False codling moth adult
False codling moth adult
Order: Lepidoptera
Family: Tortricidae
Scientific name: Thaumatotibia leucotreta
Common name: False codling moth (FCM)

Adults: The adults are small brownish gray and have a wingspan of about 5/8 inch (16 mm).
Larvae: Young caterpillars are yellowish-white with dark spots. Larvae can grow to be 1/2 inch (13 mm) in length and are bright red or pink with a yellow-brown head.
Pupae: pupae are hidden inside silken cocoons in the soil or leaf litter
Eggs: pin-head sized flattened-oval shaped eggs, usually laid singly
Damage: The larval (caterpillar) stage is the stage that causes the damage. The larvae bore into fruit and seeds.

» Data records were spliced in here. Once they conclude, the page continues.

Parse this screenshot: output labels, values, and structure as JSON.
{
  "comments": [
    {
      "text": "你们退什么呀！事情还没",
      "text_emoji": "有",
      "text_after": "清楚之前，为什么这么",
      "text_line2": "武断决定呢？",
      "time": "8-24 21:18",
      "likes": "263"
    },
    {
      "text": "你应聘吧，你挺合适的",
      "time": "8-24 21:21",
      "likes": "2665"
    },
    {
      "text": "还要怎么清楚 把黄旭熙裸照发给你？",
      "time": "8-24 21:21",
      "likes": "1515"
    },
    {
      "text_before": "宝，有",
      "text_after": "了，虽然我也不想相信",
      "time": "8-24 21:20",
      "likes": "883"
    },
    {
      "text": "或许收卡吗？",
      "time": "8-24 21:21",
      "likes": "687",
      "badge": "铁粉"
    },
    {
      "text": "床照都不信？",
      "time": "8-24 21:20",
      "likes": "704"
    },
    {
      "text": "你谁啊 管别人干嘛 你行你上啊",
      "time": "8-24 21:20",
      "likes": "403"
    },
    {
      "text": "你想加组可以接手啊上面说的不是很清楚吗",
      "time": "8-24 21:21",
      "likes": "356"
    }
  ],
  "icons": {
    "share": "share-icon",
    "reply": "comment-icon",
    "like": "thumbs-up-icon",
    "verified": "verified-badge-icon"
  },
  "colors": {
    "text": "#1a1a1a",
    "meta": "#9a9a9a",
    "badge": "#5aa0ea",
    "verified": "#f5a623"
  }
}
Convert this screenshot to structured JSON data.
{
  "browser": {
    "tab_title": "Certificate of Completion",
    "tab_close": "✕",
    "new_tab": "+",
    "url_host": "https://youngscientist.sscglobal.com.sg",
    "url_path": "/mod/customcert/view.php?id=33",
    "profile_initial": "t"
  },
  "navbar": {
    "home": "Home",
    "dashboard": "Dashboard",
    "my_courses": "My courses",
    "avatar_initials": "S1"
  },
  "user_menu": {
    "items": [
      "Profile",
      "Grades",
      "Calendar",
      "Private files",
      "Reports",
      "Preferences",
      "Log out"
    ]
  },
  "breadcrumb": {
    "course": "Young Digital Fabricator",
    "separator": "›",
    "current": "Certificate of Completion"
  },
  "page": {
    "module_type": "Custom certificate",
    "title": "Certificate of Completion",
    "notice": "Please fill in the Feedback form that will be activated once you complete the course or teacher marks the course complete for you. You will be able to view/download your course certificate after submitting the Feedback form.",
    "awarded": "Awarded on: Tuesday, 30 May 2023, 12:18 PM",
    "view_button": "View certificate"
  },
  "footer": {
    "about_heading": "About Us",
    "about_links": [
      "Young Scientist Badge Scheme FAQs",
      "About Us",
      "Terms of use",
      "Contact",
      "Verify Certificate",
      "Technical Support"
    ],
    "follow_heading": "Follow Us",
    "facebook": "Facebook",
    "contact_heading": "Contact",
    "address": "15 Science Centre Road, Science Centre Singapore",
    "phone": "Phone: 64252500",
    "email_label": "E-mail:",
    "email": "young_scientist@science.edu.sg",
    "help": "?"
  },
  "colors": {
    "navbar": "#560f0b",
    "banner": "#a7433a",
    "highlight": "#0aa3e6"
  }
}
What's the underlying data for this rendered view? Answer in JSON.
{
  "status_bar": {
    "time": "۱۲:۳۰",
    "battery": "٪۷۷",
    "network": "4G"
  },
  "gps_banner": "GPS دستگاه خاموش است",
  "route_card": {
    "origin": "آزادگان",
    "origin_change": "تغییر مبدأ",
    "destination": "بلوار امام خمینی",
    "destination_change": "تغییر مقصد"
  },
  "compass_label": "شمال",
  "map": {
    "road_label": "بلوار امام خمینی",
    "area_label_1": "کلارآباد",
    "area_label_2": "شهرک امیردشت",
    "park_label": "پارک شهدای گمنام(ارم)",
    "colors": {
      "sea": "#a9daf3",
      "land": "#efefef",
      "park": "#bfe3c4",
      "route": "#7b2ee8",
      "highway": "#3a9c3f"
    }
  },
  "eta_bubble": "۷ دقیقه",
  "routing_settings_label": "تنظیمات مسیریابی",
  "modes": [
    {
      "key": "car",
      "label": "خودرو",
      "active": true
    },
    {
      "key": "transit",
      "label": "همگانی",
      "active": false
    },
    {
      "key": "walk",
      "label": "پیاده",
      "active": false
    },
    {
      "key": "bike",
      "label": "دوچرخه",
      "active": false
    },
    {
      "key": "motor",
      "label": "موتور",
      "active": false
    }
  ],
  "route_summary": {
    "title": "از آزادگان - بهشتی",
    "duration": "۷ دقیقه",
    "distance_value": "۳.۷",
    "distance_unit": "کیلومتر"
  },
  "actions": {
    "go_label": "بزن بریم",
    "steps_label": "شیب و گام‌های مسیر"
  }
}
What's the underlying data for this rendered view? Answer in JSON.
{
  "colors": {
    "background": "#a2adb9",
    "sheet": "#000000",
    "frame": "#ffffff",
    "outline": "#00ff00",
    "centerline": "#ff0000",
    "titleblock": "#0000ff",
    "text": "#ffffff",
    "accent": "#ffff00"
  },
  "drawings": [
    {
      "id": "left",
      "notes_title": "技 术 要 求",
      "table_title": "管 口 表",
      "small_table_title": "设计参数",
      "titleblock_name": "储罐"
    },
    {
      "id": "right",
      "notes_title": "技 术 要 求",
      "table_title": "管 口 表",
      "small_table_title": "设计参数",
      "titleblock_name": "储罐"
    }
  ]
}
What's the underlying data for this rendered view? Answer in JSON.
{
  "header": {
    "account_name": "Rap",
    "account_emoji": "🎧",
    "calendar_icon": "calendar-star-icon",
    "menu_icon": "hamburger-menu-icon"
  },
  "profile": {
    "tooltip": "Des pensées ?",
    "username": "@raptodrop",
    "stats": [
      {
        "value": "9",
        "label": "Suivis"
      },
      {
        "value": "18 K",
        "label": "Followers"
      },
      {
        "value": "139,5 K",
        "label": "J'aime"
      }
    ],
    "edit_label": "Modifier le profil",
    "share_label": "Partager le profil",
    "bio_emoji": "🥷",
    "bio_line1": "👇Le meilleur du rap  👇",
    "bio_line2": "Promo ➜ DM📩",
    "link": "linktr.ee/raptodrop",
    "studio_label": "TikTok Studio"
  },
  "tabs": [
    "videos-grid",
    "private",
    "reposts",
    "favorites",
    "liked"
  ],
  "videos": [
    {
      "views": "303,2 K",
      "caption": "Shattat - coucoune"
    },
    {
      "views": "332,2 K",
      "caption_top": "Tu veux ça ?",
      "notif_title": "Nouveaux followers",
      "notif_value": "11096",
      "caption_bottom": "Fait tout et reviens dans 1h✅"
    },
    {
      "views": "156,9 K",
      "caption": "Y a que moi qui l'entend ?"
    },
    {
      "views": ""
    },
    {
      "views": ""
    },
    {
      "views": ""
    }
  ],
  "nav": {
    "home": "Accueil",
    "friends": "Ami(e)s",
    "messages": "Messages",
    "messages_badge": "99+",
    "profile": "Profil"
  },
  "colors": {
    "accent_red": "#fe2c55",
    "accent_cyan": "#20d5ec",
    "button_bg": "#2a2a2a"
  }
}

Impacts: False codling moth would cause severe damage to crops such as peach, cherry, and plum. Increased usage of pesticides to control it would negatively affect the environment.

Host plants: The preferred host plants are corn, citrus, cotton, oak, peach, guava, and pepper. They also feed on cherry, plum, grape flowering maple, and more.

The false codling moth is native to Africa and is occasionally found in Europe. Moths in this genus have been intercepted in US ports more than 2,000 times since 1984. In July 2008 a single FCM was trapped in southern California.

Biology and Life Cycle:
The adults are small brownish gray and have a wingspan of about 5/8 inch (16 mm). FCM fly only at night. During the day the moths rest on the shaded areas of the host plant. Females lay eggs on fruit, leaves, or fallen fruit. When the larvae hatch they wander around before burrowing into the fruit on the host plant. Mature larvae drop to the ground and enter a prepupal stage which can last for 2 to 27 days. After developing into pupae the moths will emerge 11 to 47 days later. In South Africa there are as many as 5 generations per year. In Oregon there would likely be fewer generations per year, but the number is unknown.
What ODA is doing: ODA placed approximately 100 FCM traps across the state. Placing traps allows ODA to detect any infestations when they are small and when they are more easily eliminated.

Invasive species.org page on FCM
New pest response guidelines for FCM (pdf)
FCM images
Photo credit: Pest and Diseases Image Library, Australia